(EXERCISE INPUTS)

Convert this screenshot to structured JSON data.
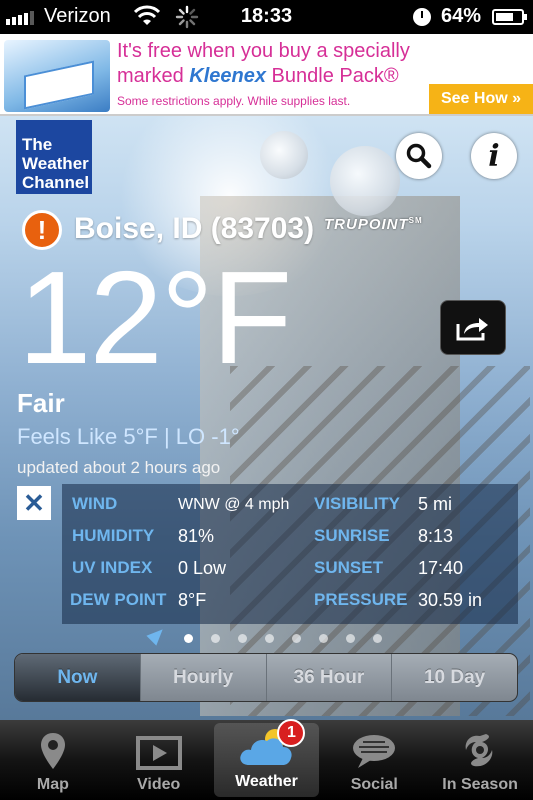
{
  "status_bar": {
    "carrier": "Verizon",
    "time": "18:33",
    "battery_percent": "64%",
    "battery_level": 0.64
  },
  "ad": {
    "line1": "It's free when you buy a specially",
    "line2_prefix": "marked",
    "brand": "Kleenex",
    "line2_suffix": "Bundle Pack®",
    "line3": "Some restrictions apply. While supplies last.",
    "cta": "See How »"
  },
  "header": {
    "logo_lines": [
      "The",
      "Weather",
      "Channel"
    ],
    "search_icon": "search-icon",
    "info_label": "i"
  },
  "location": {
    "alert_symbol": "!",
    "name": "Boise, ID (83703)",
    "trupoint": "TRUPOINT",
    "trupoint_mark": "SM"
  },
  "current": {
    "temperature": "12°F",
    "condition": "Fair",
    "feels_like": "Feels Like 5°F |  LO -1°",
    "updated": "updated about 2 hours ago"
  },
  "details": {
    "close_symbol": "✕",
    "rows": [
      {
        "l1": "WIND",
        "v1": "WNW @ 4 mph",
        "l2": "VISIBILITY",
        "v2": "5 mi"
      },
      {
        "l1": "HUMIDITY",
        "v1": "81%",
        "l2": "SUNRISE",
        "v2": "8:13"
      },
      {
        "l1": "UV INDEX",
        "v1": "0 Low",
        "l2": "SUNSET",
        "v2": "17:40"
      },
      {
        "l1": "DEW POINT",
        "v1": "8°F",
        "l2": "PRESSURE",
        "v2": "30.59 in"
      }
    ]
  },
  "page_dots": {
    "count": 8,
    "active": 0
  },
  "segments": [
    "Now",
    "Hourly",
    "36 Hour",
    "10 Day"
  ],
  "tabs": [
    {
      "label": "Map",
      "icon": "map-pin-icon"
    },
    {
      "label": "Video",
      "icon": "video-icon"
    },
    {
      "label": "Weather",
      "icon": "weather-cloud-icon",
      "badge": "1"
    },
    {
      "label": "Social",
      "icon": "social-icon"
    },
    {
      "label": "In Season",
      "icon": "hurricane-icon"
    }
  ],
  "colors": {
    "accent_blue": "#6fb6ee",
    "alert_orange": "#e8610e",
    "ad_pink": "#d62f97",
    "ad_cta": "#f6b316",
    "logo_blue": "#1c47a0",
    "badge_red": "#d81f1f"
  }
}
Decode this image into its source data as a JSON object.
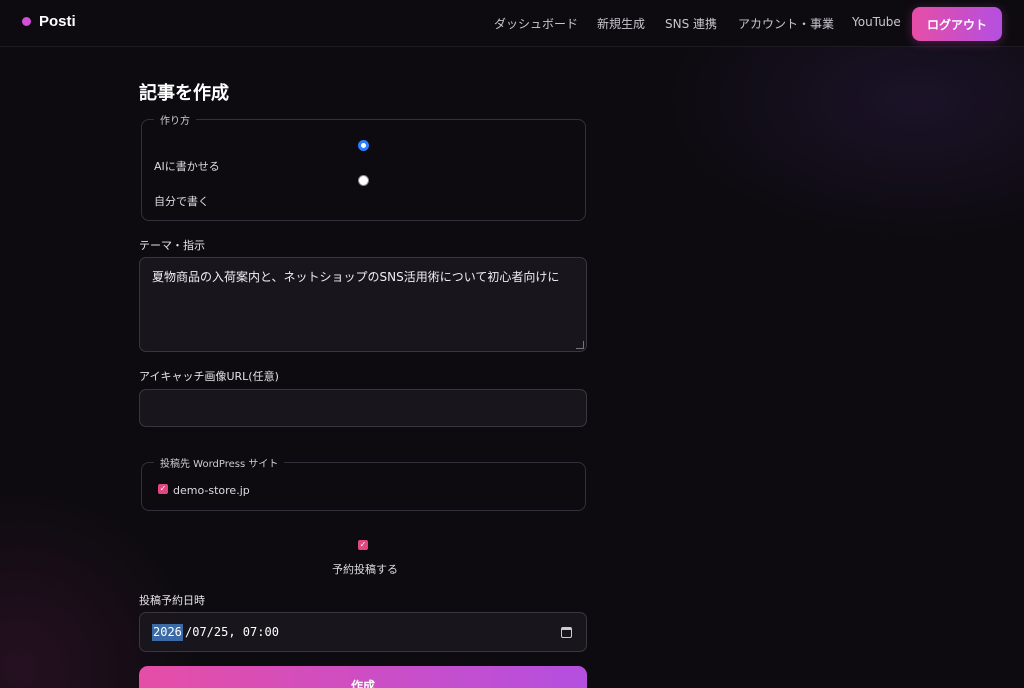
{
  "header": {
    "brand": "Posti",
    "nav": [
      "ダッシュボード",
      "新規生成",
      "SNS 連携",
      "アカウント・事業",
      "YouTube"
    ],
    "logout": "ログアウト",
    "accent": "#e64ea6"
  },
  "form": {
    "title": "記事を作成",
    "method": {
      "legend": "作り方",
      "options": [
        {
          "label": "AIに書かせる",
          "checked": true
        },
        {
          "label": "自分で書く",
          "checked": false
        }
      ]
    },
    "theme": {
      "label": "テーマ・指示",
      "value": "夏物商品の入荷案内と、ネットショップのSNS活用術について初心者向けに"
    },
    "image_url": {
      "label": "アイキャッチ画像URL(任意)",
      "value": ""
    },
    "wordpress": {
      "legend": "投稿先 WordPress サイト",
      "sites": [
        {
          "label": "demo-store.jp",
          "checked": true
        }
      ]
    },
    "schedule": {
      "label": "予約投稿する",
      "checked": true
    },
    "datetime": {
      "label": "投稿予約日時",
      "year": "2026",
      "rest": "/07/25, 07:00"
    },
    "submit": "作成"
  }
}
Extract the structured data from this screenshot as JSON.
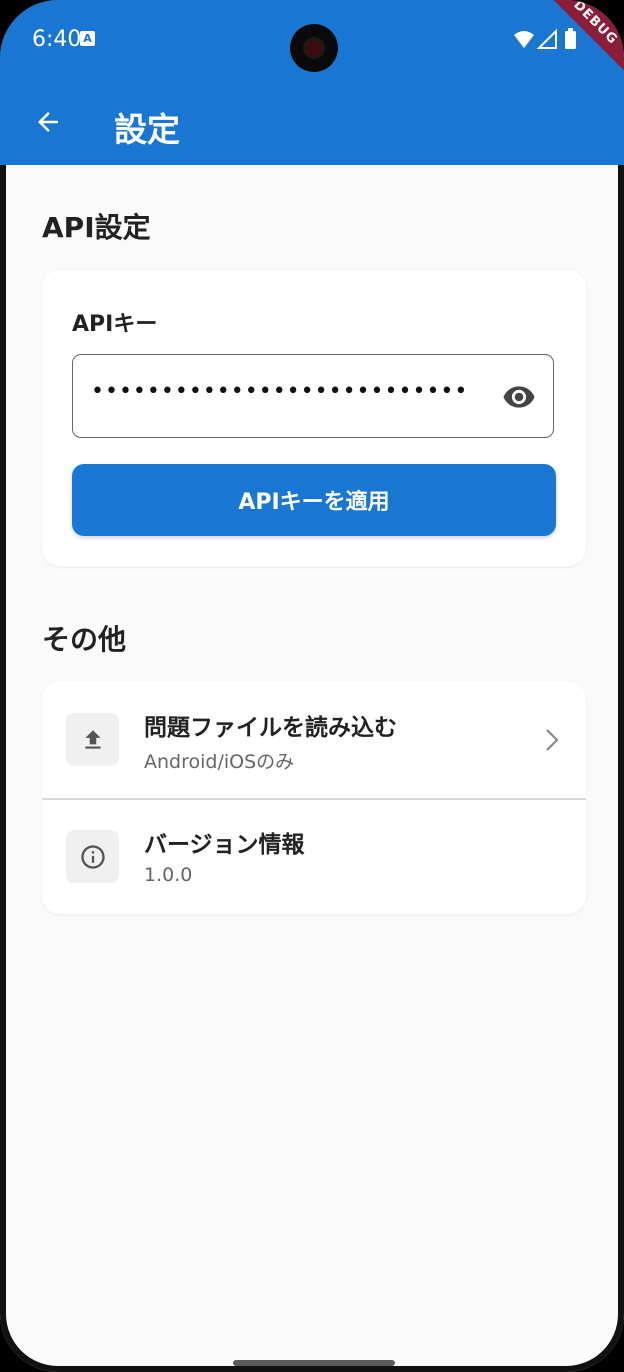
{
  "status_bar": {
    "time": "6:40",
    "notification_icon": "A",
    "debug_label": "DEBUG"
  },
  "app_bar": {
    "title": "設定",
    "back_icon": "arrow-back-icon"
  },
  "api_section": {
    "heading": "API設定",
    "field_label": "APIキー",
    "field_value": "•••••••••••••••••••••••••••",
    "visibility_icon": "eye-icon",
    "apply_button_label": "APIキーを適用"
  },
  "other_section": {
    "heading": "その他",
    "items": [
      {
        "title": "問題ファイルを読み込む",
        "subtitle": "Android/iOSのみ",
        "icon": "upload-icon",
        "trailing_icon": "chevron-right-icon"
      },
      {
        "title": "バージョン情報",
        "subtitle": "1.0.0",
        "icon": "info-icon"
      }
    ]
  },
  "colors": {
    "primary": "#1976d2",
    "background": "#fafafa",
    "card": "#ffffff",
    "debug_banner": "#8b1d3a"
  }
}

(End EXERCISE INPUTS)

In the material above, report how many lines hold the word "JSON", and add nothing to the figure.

3